-------- RECORDS FOR PROCESSING
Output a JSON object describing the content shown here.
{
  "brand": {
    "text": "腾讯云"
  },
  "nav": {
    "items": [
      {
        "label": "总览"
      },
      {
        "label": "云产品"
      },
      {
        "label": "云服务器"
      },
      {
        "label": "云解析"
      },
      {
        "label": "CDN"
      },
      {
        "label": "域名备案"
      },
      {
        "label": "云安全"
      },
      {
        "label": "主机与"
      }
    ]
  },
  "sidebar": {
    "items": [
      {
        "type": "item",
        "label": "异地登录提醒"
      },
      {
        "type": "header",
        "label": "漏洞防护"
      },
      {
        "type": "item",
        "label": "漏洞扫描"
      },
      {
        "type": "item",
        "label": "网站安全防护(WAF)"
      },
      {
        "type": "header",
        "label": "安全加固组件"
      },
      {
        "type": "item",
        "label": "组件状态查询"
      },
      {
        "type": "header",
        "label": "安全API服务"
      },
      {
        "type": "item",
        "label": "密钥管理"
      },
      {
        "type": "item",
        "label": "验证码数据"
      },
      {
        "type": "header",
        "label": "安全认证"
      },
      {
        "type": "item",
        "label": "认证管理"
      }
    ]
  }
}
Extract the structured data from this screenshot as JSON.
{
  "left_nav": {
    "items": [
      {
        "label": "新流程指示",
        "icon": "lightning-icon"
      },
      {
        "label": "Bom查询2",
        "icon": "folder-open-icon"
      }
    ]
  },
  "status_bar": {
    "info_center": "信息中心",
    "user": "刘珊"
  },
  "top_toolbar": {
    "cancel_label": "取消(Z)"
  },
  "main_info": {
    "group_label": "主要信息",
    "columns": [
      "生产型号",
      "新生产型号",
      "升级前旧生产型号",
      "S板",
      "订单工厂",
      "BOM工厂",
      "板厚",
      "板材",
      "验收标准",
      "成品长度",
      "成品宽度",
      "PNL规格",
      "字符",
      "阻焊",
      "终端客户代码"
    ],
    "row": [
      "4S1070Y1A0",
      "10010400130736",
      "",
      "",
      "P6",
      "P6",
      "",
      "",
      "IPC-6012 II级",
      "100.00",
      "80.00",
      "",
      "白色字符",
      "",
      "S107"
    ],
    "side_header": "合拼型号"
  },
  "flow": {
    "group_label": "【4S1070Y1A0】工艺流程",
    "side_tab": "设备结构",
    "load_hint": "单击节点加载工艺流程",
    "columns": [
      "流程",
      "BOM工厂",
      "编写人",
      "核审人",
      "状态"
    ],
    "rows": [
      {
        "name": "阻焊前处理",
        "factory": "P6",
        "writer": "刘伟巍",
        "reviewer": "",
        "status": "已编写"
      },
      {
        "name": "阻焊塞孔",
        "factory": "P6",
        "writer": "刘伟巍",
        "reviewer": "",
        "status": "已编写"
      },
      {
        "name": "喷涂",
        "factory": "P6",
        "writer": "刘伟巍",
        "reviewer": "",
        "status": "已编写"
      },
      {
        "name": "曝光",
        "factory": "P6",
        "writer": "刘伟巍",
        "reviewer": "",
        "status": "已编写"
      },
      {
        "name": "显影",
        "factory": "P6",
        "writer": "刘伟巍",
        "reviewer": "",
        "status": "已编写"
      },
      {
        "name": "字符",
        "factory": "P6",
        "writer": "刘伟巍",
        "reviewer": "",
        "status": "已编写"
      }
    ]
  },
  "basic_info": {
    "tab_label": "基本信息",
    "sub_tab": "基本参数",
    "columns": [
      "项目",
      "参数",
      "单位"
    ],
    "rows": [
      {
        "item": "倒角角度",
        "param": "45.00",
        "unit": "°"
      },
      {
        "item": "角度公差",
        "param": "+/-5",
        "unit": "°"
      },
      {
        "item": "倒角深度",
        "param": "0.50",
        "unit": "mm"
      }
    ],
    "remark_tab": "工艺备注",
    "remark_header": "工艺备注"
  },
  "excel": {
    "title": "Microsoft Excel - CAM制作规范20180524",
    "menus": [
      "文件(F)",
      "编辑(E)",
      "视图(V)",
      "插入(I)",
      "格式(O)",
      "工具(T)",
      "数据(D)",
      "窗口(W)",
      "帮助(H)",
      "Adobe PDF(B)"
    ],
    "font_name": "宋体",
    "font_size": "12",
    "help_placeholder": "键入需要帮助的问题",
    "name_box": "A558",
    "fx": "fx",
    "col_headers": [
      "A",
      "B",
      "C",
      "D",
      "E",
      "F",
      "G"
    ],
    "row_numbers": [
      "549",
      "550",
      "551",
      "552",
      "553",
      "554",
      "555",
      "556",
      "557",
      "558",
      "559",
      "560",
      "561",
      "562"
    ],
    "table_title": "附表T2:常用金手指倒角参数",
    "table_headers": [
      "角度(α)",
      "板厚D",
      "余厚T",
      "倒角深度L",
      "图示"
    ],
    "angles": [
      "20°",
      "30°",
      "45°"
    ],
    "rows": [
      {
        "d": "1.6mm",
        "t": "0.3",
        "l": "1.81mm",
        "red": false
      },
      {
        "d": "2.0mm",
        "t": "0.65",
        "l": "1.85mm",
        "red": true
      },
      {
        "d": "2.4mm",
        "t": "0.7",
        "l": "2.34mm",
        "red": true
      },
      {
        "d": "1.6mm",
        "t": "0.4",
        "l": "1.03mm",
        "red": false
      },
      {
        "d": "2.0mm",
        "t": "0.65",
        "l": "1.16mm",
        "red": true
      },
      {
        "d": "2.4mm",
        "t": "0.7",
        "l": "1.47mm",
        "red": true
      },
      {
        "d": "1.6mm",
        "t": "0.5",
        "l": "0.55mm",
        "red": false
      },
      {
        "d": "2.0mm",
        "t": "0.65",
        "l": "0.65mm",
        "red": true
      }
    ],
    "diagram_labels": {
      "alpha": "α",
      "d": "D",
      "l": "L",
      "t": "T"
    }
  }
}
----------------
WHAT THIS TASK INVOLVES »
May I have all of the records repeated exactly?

TASK RESULT »
Output a JSON object describing the content shown here.
{
  "brand": {
    "text": "腾讯云"
  },
  "nav": {
    "items": [
      {
        "label": "总览"
      },
      {
        "label": "云产品"
      },
      {
        "label": "云服务器"
      },
      {
        "label": "云解析"
      },
      {
        "label": "CDN"
      },
      {
        "label": "域名备案"
      },
      {
        "label": "云安全"
      },
      {
        "label": "主机与"
      }
    ]
  },
  "sidebar": {
    "items": [
      {
        "type": "item",
        "label": "异地登录提醒"
      },
      {
        "type": "header",
        "label": "漏洞防护"
      },
      {
        "type": "item",
        "label": "漏洞扫描"
      },
      {
        "type": "item",
        "label": "网站安全防护(WAF)"
      },
      {
        "type": "header",
        "label": "安全加固组件"
      },
      {
        "type": "item",
        "label": "组件状态查询"
      },
      {
        "type": "header",
        "label": "安全API服务"
      },
      {
        "type": "item",
        "label": "密钥管理"
      },
      {
        "type": "item",
        "label": "验证码数据"
      },
      {
        "type": "header",
        "label": "安全认证"
      },
      {
        "type": "item",
        "label": "认证管理"
      }
    ]
  }
}
Extract the structured data from this screenshot as JSON.
{
  "left_nav": {
    "items": [
      {
        "label": "新流程指示",
        "icon": "lightning-icon"
      },
      {
        "label": "Bom查询2",
        "icon": "folder-open-icon"
      }
    ]
  },
  "status_bar": {
    "info_center": "信息中心",
    "user": "刘珊"
  },
  "top_toolbar": {
    "cancel_label": "取消(Z)"
  },
  "main_info": {
    "group_label": "主要信息",
    "columns": [
      "生产型号",
      "新生产型号",
      "升级前旧生产型号",
      "S板",
      "订单工厂",
      "BOM工厂",
      "板厚",
      "板材",
      "验收标准",
      "成品长度",
      "成品宽度",
      "PNL规格",
      "字符",
      "阻焊",
      "终端客户代码"
    ],
    "row": [
      "4S1070Y1A0",
      "10010400130736",
      "",
      "",
      "P6",
      "P6",
      "",
      "",
      "IPC-6012 II级",
      "100.00",
      "80.00",
      "",
      "白色字符",
      "",
      "S107"
    ],
    "side_header": "合拼型号"
  },
  "flow": {
    "group_label": "【4S1070Y1A0】工艺流程",
    "side_tab": "设备结构",
    "load_hint": "单击节点加载工艺流程",
    "columns": [
      "流程",
      "BOM工厂",
      "编写人",
      "核审人",
      "状态"
    ],
    "rows": [
      {
        "name": "阻焊前处理",
        "factory": "P6",
        "writer": "刘伟巍",
        "reviewer": "",
        "status": "已编写"
      },
      {
        "name": "阻焊塞孔",
        "factory": "P6",
        "writer": "刘伟巍",
        "reviewer": "",
        "status": "已编写"
      },
      {
        "name": "喷涂",
        "factory": "P6",
        "writer": "刘伟巍",
        "reviewer": "",
        "status": "已编写"
      },
      {
        "name": "曝光",
        "factory": "P6",
        "writer": "刘伟巍",
        "reviewer": "",
        "status": "已编写"
      },
      {
        "name": "显影",
        "factory": "P6",
        "writer": "刘伟巍",
        "reviewer": "",
        "status": "已编写"
      },
      {
        "name": "字符",
        "factory": "P6",
        "writer": "刘伟巍",
        "reviewer": "",
        "status": "已编写"
      }
    ]
  },
  "basic_info": {
    "tab_label": "基本信息",
    "sub_tab": "基本参数",
    "columns": [
      "项目",
      "参数",
      "单位"
    ],
    "rows": [
      {
        "item": "倒角角度",
        "param": "45.00",
        "unit": "°"
      },
      {
        "item": "角度公差",
        "param": "+/-5",
        "unit": "°"
      },
      {
        "item": "倒角深度",
        "param": "0.50",
        "unit": "mm"
      }
    ],
    "remark_tab": "工艺备注",
    "remark_header": "工艺备注"
  },
  "excel": {
    "title": "Microsoft Excel - CAM制作规范20180524",
    "menus": [
      "文件(F)",
      "编辑(E)",
      "视图(V)",
      "插入(I)",
      "格式(O)",
      "工具(T)",
      "数据(D)",
      "窗口(W)",
      "帮助(H)",
      "Adobe PDF(B)"
    ],
    "font_name": "宋体",
    "font_size": "12",
    "help_placeholder": "键入需要帮助的问题",
    "name_box": "A558",
    "fx": "fx",
    "col_headers": [
      "A",
      "B",
      "C",
      "D",
      "E",
      "F",
      "G"
    ],
    "row_numbers": [
      "549",
      "550",
      "551",
      "552",
      "553",
      "554",
      "555",
      "556",
      "557",
      "558",
      "559",
      "560",
      "561",
      "562"
    ],
    "table_title": "附表T2:常用金手指倒角参数",
    "table_headers": [
      "角度(α)",
      "板厚D",
      "余厚T",
      "倒角深度L",
      "图示"
    ],
    "angles": [
      "20°",
      "30°",
      "45°"
    ],
    "rows": [
      {
        "d": "1.6mm",
        "t": "0.3",
        "l": "1.81mm",
        "red": false
      },
      {
        "d": "2.0mm",
        "t": "0.65",
        "l": "1.85mm",
        "red": true
      },
      {
        "d": "2.4mm",
        "t": "0.7",
        "l": "2.34mm",
        "red": true
      },
      {
        "d": "1.6mm",
        "t": "0.4",
        "l": "1.03mm",
        "red": false
      },
      {
        "d": "2.0mm",
        "t": "0.65",
        "l": "1.16mm",
        "red": true
      },
      {
        "d": "2.4mm",
        "t": "0.7",
        "l": "1.47mm",
        "red": true
      },
      {
        "d": "1.6mm",
        "t": "0.5",
        "l": "0.55mm",
        "red": false
      },
      {
        "d": "2.0mm",
        "t": "0.65",
        "l": "0.65mm",
        "red": true
      }
    ],
    "diagram_labels": {
      "alpha": "α",
      "d": "D",
      "l": "L",
      "t": "T"
    }
  }
}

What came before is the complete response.